**RECORDS PROVIDED:**
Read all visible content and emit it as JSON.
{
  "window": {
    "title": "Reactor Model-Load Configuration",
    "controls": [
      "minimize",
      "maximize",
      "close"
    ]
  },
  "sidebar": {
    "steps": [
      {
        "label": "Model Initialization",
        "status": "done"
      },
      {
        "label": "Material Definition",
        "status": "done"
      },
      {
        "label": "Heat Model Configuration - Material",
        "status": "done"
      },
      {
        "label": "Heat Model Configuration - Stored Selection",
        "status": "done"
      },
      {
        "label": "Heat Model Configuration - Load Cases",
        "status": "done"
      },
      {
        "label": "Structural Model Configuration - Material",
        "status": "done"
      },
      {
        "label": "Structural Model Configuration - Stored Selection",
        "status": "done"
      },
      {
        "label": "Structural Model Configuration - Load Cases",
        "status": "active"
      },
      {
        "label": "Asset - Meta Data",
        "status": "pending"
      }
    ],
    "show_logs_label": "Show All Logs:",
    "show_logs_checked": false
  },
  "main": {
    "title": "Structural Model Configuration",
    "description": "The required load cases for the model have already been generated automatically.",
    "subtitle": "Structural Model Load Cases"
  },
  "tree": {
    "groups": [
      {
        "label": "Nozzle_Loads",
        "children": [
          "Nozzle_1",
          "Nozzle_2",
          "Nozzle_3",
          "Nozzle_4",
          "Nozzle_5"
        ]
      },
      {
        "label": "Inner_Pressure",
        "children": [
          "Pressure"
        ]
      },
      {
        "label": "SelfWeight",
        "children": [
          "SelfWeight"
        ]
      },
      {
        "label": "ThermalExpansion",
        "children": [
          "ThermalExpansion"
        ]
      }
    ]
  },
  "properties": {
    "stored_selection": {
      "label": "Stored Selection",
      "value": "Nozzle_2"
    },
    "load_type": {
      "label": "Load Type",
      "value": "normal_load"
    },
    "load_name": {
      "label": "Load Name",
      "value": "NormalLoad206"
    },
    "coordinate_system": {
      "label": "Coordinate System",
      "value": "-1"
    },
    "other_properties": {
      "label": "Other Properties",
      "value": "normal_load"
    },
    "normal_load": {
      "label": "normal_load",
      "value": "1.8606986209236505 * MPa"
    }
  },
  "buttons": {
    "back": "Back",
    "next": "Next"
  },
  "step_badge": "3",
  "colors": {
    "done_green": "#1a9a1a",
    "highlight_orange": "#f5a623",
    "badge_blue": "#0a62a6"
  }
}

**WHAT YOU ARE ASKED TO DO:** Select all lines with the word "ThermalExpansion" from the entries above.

**COMPLETED TASK:**
        "label": "ThermalExpansion",
          "ThermalExpansion"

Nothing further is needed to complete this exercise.